Output every line below exactly.

Web page and app entries:

%%

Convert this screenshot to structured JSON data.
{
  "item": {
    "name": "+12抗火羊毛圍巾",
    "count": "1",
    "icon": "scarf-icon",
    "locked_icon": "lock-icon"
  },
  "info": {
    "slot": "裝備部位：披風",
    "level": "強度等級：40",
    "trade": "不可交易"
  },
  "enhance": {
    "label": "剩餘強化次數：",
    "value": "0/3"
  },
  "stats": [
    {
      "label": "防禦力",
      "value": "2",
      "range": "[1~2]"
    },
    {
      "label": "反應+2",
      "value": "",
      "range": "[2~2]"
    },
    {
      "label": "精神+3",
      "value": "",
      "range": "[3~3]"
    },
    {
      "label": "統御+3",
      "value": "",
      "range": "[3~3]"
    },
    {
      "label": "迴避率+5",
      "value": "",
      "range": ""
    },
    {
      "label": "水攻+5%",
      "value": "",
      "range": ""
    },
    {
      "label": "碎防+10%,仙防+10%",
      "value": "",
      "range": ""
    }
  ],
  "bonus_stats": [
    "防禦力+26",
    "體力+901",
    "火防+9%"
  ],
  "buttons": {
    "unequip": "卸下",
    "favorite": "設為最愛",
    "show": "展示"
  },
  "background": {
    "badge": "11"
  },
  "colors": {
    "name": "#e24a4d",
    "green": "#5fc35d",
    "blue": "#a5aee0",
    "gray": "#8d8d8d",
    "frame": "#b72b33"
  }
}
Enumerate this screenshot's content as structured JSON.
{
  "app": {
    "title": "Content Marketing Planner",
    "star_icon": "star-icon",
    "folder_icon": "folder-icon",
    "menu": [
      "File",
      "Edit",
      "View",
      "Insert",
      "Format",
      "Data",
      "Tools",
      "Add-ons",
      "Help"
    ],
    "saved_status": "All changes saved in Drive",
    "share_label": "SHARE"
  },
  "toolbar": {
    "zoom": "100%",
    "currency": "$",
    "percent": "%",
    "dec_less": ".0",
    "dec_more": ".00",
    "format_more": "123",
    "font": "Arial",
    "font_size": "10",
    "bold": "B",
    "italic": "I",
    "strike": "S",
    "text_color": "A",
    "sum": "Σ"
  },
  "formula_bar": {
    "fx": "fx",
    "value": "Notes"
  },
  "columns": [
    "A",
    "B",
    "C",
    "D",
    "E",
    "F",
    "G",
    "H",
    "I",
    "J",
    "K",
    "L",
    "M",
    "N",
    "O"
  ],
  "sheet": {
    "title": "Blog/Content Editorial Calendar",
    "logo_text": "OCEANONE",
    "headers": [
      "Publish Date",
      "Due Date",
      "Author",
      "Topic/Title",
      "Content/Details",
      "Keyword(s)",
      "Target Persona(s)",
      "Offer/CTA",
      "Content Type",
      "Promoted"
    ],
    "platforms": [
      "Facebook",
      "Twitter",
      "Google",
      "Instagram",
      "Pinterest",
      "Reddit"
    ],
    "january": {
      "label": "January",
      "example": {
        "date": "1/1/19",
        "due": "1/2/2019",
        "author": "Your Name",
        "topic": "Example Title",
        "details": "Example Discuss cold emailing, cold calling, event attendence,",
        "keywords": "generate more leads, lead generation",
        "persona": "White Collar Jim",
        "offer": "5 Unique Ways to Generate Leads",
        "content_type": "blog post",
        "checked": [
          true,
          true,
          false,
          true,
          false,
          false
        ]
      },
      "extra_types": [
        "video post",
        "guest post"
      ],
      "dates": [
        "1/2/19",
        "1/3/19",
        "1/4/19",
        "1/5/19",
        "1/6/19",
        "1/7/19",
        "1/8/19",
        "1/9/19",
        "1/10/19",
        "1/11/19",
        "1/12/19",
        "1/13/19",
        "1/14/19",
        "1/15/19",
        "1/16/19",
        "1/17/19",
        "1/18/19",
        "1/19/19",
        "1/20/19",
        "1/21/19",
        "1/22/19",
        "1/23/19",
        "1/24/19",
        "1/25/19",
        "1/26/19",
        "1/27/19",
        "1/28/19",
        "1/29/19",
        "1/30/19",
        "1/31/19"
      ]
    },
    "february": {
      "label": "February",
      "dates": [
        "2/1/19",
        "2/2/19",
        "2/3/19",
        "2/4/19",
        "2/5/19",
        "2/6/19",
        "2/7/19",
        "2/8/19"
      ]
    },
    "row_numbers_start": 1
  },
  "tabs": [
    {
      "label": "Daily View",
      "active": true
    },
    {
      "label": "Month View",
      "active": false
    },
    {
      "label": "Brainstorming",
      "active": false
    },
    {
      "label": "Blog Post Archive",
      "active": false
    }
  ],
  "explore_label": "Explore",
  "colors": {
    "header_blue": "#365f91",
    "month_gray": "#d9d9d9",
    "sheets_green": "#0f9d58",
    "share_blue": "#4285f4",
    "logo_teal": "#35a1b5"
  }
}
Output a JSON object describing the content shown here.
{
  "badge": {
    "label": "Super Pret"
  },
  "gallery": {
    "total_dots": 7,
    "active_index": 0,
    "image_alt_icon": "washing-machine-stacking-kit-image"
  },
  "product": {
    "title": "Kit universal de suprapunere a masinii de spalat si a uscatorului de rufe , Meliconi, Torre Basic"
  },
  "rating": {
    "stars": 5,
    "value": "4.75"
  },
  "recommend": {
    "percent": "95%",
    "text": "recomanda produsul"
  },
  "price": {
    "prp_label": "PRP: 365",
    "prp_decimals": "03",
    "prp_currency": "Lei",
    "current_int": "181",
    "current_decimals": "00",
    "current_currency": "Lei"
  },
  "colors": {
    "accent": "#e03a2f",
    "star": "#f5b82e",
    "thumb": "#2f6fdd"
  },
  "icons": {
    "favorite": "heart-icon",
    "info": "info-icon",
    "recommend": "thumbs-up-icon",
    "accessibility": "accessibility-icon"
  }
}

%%

→ Response:
Convert this screenshot to structured JSON data.
{
  "item": {
    "name": "+12抗火羊毛圍巾",
    "count": "1",
    "icon": "scarf-icon",
    "locked_icon": "lock-icon"
  },
  "info": {
    "slot": "裝備部位：披風",
    "level": "強度等級：40",
    "trade": "不可交易"
  },
  "enhance": {
    "label": "剩餘強化次數：",
    "value": "0/3"
  },
  "stats": [
    {
      "label": "防禦力",
      "value": "2",
      "range": "[1~2]"
    },
    {
      "label": "反應+2",
      "value": "",
      "range": "[2~2]"
    },
    {
      "label": "精神+3",
      "value": "",
      "range": "[3~3]"
    },
    {
      "label": "統御+3",
      "value": "",
      "range": "[3~3]"
    },
    {
      "label": "迴避率+5",
      "value": "",
      "range": ""
    },
    {
      "label": "水攻+5%",
      "value": "",
      "range": ""
    },
    {
      "label": "碎防+10%,仙防+10%",
      "value": "",
      "range": ""
    }
  ],
  "bonus_stats": [
    "防禦力+26",
    "體力+901",
    "火防+9%"
  ],
  "buttons": {
    "unequip": "卸下",
    "favorite": "設為最愛",
    "show": "展示"
  },
  "background": {
    "badge": "11"
  },
  "colors": {
    "name": "#e24a4d",
    "green": "#5fc35d",
    "blue": "#a5aee0",
    "gray": "#8d8d8d",
    "frame": "#b72b33"
  }
}
Enumerate this screenshot's content as structured JSON.
{
  "app": {
    "title": "Content Marketing Planner",
    "star_icon": "star-icon",
    "folder_icon": "folder-icon",
    "menu": [
      "File",
      "Edit",
      "View",
      "Insert",
      "Format",
      "Data",
      "Tools",
      "Add-ons",
      "Help"
    ],
    "saved_status": "All changes saved in Drive",
    "share_label": "SHARE"
  },
  "toolbar": {
    "zoom": "100%",
    "currency": "$",
    "percent": "%",
    "dec_less": ".0",
    "dec_more": ".00",
    "format_more": "123",
    "font": "Arial",
    "font_size": "10",
    "bold": "B",
    "italic": "I",
    "strike": "S",
    "text_color": "A",
    "sum": "Σ"
  },
  "formula_bar": {
    "fx": "fx",
    "value": "Notes"
  },
  "columns": [
    "A",
    "B",
    "C",
    "D",
    "E",
    "F",
    "G",
    "H",
    "I",
    "J",
    "K",
    "L",
    "M",
    "N",
    "O"
  ],
  "sheet": {
    "title": "Blog/Content Editorial Calendar",
    "logo_text": "OCEANONE",
    "headers": [
      "Publish Date",
      "Due Date",
      "Author",
      "Topic/Title",
      "Content/Details",
      "Keyword(s)",
      "Target Persona(s)",
      "Offer/CTA",
      "Content Type",
      "Promoted"
    ],
    "platforms": [
      "Facebook",
      "Twitter",
      "Google",
      "Instagram",
      "Pinterest",
      "Reddit"
    ],
    "january": {
      "label": "January",
      "example": {
        "date": "1/1/19",
        "due": "1/2/2019",
        "author": "Your Name",
        "topic": "Example Title",
        "details": "Example Discuss cold emailing, cold calling, event attendence,",
        "keywords": "generate more leads, lead generation",
        "persona": "White Collar Jim",
        "offer": "5 Unique Ways to Generate Leads",
        "content_type": "blog post",
        "checked": [
          true,
          true,
          false,
          true,
          false,
          false
        ]
      },
      "extra_types": [
        "video post",
        "guest post"
      ],
      "dates": [
        "1/2/19",
        "1/3/19",
        "1/4/19",
        "1/5/19",
        "1/6/19",
        "1/7/19",
        "1/8/19",
        "1/9/19",
        "1/10/19",
        "1/11/19",
        "1/12/19",
        "1/13/19",
        "1/14/19",
        "1/15/19",
        "1/16/19",
        "1/17/19",
        "1/18/19",
        "1/19/19",
        "1/20/19",
        "1/21/19",
        "1/22/19",
        "1/23/19",
        "1/24/19",
        "1/25/19",
        "1/26/19",
        "1/27/19",
        "1/28/19",
        "1/29/19",
        "1/30/19",
        "1/31/19"
      ]
    },
    "february": {
      "label": "February",
      "dates": [
        "2/1/19",
        "2/2/19",
        "2/3/19",
        "2/4/19",
        "2/5/19",
        "2/6/19",
        "2/7/19",
        "2/8/19"
      ]
    },
    "row_numbers_start": 1
  },
  "tabs": [
    {
      "label": "Daily View",
      "active": true
    },
    {
      "label": "Month View",
      "active": false
    },
    {
      "label": "Brainstorming",
      "active": false
    },
    {
      "label": "Blog Post Archive",
      "active": false
    }
  ],
  "explore_label": "Explore",
  "colors": {
    "header_blue": "#365f91",
    "month_gray": "#d9d9d9",
    "sheets_green": "#0f9d58",
    "share_blue": "#4285f4",
    "logo_teal": "#35a1b5"
  }
}
Output a JSON object describing the content shown here.
{
  "badge": {
    "label": "Super Pret"
  },
  "gallery": {
    "total_dots": 7,
    "active_index": 0,
    "image_alt_icon": "washing-machine-stacking-kit-image"
  },
  "product": {
    "title": "Kit universal de suprapunere a masinii de spalat si a uscatorului de rufe , Meliconi, Torre Basic"
  },
  "rating": {
    "stars": 5,
    "value": "4.75"
  },
  "recommend": {
    "percent": "95%",
    "text": "recomanda produsul"
  },
  "price": {
    "prp_label": "PRP: 365",
    "prp_decimals": "03",
    "prp_currency": "Lei",
    "current_int": "181",
    "current_decimals": "00",
    "current_currency": "Lei"
  },
  "colors": {
    "accent": "#e03a2f",
    "star": "#f5b82e",
    "thumb": "#2f6fdd"
  },
  "icons": {
    "favorite": "heart-icon",
    "info": "info-icon",
    "recommend": "thumbs-up-icon",
    "accessibility": "accessibility-icon"
  }
}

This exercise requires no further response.